Residents of Halifax, Canada, may be familiar with the eclectic design and second-hand store Makenew. But now designer Anna Gilkerson has launched a sustainable collection of her own in order to meet demand for ethical garments. Dubbed Älskling – from the Swedish for ‘darling’ – the locally-made designs are minimalist and simple in form. They are all created by hand using a mixture of organic or sustainably sourced fabrics from India, which are hand printed and crafted by local young (and highly skilled) pattern-makers, sewers and graders. Everyone involved are paid a fair wage and by keeping it local helps ensure that the money stays within the local economy.
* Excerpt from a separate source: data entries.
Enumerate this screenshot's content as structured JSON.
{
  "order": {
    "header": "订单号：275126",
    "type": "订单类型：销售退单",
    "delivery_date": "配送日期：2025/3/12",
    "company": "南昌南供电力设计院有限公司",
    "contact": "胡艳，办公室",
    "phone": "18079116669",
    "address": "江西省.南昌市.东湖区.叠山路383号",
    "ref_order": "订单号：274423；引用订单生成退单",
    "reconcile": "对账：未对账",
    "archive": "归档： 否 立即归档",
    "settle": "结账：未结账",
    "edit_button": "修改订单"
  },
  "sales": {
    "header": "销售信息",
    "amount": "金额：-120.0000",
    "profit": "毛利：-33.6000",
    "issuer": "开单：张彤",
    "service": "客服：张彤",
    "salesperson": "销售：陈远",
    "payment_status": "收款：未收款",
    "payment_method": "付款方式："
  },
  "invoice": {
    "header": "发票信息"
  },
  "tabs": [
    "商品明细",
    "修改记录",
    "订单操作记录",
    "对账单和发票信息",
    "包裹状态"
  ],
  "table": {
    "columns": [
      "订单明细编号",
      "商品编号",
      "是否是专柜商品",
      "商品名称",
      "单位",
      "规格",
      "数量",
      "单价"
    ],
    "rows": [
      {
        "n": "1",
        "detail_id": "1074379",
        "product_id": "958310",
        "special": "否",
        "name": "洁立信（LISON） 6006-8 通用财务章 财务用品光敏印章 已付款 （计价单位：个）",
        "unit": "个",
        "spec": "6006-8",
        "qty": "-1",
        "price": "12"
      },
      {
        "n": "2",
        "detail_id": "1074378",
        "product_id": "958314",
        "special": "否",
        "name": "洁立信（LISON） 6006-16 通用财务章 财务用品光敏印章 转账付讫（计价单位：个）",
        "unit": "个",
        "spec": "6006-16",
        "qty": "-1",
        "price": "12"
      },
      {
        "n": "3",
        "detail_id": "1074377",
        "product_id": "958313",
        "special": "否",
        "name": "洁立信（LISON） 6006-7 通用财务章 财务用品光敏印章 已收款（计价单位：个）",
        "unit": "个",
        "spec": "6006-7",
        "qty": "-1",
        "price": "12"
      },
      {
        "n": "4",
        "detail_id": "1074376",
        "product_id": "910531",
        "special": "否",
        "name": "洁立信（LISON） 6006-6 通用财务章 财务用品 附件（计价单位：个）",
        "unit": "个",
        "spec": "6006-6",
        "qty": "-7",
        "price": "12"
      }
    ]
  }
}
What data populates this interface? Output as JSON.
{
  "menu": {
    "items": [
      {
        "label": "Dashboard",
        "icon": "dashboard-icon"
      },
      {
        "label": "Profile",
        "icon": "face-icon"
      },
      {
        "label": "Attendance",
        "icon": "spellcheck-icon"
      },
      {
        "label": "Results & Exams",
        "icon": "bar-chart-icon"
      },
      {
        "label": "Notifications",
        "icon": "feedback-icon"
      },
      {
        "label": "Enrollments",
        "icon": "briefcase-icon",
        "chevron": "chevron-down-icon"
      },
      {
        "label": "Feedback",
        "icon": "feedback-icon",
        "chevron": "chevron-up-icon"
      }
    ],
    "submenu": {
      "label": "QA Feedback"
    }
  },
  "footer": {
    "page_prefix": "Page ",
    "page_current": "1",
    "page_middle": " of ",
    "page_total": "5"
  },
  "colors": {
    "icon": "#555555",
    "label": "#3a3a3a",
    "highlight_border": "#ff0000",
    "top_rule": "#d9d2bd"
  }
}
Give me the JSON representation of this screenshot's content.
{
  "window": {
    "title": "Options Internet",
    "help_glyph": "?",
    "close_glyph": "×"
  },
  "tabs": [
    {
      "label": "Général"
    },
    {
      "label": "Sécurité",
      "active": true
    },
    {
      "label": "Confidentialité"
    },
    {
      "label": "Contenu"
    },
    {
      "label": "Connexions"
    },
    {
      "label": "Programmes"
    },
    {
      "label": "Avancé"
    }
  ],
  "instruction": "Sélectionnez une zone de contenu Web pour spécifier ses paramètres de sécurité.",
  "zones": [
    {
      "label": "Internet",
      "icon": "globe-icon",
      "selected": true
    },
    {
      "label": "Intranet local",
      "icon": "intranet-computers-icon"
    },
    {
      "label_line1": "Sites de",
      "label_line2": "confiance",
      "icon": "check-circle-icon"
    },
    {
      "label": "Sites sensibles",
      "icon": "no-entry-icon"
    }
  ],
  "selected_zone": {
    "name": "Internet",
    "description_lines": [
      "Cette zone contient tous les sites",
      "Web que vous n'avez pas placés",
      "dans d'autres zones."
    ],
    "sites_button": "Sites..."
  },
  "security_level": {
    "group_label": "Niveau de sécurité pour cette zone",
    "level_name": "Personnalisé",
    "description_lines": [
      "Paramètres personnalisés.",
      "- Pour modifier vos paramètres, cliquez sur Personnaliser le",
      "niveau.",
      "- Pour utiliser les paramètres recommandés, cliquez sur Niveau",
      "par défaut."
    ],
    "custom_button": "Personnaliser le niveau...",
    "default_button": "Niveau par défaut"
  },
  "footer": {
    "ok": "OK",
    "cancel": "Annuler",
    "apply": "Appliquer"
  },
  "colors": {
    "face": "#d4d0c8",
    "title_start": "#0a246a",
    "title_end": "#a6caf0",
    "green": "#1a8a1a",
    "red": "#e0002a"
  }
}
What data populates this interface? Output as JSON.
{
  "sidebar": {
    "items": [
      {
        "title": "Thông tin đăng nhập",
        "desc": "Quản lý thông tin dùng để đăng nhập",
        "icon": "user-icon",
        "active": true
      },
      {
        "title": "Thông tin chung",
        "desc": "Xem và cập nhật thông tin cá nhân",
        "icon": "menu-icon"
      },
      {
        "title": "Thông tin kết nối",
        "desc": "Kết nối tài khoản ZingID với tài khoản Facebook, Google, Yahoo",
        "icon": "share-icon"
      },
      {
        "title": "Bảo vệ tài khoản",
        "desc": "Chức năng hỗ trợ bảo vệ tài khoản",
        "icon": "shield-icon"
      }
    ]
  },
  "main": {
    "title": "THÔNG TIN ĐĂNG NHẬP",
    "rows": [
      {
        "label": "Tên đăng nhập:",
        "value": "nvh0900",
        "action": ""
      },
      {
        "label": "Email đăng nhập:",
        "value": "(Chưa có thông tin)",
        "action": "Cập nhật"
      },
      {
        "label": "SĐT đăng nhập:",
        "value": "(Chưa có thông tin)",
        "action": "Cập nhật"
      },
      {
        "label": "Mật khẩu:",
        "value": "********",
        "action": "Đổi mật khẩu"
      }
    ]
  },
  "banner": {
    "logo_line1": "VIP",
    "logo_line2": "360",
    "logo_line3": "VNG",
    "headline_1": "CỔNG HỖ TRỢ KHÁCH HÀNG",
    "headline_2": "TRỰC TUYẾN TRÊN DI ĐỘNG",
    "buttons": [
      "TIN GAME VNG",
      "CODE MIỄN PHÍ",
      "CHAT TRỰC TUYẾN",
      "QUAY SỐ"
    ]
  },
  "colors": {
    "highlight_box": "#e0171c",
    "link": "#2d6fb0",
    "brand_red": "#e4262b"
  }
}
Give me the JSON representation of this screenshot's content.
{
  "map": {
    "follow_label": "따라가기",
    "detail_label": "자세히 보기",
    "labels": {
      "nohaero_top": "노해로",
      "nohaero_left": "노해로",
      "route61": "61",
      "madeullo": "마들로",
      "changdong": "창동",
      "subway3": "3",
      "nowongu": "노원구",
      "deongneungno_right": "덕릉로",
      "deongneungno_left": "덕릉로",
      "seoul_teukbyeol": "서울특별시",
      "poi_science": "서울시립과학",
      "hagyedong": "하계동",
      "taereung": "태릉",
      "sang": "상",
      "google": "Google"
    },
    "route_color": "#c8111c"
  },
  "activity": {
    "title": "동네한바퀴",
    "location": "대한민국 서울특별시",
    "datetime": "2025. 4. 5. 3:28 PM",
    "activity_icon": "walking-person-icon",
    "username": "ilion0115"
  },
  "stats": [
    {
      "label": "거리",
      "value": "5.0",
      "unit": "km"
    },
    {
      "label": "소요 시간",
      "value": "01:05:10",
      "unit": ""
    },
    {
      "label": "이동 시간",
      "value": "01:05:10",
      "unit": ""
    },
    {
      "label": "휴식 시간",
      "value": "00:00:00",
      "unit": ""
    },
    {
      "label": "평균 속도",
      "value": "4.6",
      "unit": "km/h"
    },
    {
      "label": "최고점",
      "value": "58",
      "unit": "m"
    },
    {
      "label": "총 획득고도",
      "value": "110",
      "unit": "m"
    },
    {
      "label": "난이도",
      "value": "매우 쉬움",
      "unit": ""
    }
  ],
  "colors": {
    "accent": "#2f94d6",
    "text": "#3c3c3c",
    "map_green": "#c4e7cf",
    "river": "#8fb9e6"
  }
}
The collection itself consists of a range of simple yet cool items such as a T-shirt tank and a button up dress, in white and embroidered fabric perfect for the coming summer months
The line is small with just seven pieces on offer, but Gilkerson says that tons of research went into curating a collection that would appeal to the client. “We talk to our customers a lot about what they desire and feel good in,” she said. “The styles are feminine yet modern and minimal with classic elements.”
She approaches the design stage with these ideas, along with her international background; trained in New York and Italy, Gilkerson is also half Swedish which perhaps brings a certain Scandanavian aesthetic to her work.
Gilkerson says that Älskling aims to have a zero carbon footprint in terms of travel as the brand sells direct to the customer. “We make small batches to allow fresh batches to deliver often,” she said. “It also lets us work in new designs that work with the already existing collection.”
She makes sure everything is produced in Canada, and even (when possible) sources fabric locally. “Our last fabric source is from a long standing Canadian mill,” she noted, “[as] I don’t just use one source.” The brand also puts quality high on their agenda, with designs that are made to last.